One can also visit the Shringa Rishi temple and Chaini Kothi Temple which is a half-day hike from Tirthan. It can also be done through drive or a combination of hike and drive but this is a must-do for all travellers coming to Tirthan Valley.
The ideal way is to do it by a walk which starts from Sai Ropa. In between Banjar and Jibhi, a small walk takes us to Chehni Kothi, a towering 1500-year old castle built with stone slabs and wooden beams, and once the fortified residence of Rana Dhadhia, the erstwhile king of Kulu.
Interestingly, it used to be 15-storeys high but after the earthquake of 1905, only 10 floors remain. The ground floor has a bigger spread than the upper floors which recede a little with each level to look like a conical temple spire. It may look sturdy but given its age it is quite fragile, especially the balconies. But it sure makes for a spectacle, one that you feel great about discovering. Locals narrate that the Chehni fort even has a 400-metre escape tunnel (which is now closed) and a Krishna temple.
However, it is the Shringa Rishi temple at Bagi which is most visited for its intricate woodwork and pagoda style. Rishi Shringa is considered the patron deity of the Banjar Valley, which locals say, is his tapa bhoomi. Legend has it that he was the chief priest at the Putreshtiyajna of Raja Dasratha, a ritual for the birth of a son, after which Lord Rama was born.

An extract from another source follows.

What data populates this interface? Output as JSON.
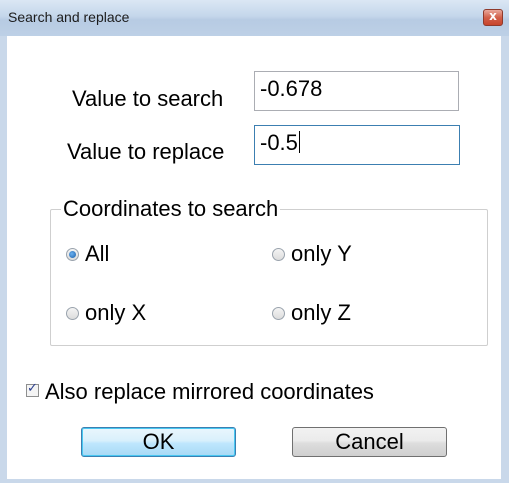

Apparently, his retreat was so tranquil that sages and hermits from all over made the valley their own. As word spread, people from faraway places like Kulu, Manali and Mandi began to visit the valley along with their goats and sheep to graze. Slowly, as people realised the valley could offer them all that they needed, they began to settle in the area. The first rulers were the Maraich people, who were reputed to be over three metres in height. Later, the region came under the control of the Thakurs and then under the rule of the king of Kulu.
The Sainj Valley is the other part of the Great Himalayan National Park which is a must visit for the hidden treasures of Shangarh meadows. About 50 kilometers from Tirthan, one has to travel to Larji, Sainj, Neuli and Ropa to reach this beautiful treasure. Legend has it that the Shangarh meadows were made by the Pandavas to build a stairway to heaven. The Shangarh meadow is also a gateway to the UNESCO World Heritage Site of the Great Himalayan National Park. A trek from here to Lapah gets you to the Shakti Base Camp of GHNP.
For those interested in hiking, Tirthan offers a climb and camp at the Dev Kanda Ridge especially if it’s a moonlit night. One has to trek for four hours on a strenuous uphill beyond Nadar to reach the dominating ridge in the Valley. Spectacular views and an enchanting full moon overnight make the hike worth your while. The descent downhill the next day though faster, is not much easier than the climb. Still, a highly recommended hike for those so inclined.
Sarchi Village is a beautiful jewel in the entire Tirthan Valley. One can drive up a newly opened road (in 2014) to reach Sarchi. From here, you get a bird’s eye view of the entire Tirthan Valley and the Great Himalayan National Park. One can spend time in the local shrines paying homage to the village Gods. The mountain road snakes up from the bridge before Goshaini amidst flowering rhododendrons nestled between towering pine, oaks and deodars. For people who have planned a long term visit, contact local NGOs which are very active in the area for help. Volunteering with them is also one of the most productive ways to spend a memorable holiday in Tirthan.
— The writer is a founder of Sunshine Himalayan Adventures and Eco-Tourism consultant